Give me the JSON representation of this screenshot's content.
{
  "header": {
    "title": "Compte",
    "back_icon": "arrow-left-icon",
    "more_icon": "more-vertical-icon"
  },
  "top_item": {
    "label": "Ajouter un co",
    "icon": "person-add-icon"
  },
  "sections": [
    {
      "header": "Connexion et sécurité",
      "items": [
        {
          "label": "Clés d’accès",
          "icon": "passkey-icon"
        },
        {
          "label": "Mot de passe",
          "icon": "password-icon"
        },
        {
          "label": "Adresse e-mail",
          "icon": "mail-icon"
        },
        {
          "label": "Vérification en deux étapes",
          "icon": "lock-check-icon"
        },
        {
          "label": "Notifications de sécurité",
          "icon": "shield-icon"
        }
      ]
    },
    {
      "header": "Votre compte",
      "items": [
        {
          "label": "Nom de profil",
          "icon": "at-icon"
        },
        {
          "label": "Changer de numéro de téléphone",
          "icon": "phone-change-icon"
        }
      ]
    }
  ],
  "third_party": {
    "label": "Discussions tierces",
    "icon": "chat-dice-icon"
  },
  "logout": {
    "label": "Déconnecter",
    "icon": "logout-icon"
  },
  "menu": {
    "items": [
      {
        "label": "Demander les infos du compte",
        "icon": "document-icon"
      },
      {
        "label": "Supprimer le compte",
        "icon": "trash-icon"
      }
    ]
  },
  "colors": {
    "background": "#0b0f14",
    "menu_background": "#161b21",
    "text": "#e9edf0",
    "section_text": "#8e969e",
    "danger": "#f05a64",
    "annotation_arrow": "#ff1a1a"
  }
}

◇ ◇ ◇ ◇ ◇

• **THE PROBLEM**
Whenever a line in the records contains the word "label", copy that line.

• **SOLUTION TO THE PROBLEM**
    "label": "Ajouter un co",
          "label": "Clés d’accès",
          "label": "Mot de passe",
          "label": "Adresse e-mail",
          "label": "Vérification en deux étapes",
          "label": "Notifications de sécurité",
          "label": "Nom de profil",
          "label": "Changer de numéro de téléphone",
    "label": "Discussions tierces",
    "label": "Déconnecter",
        "label": "Demander les infos du compte",
        "label": "Supprimer le compte",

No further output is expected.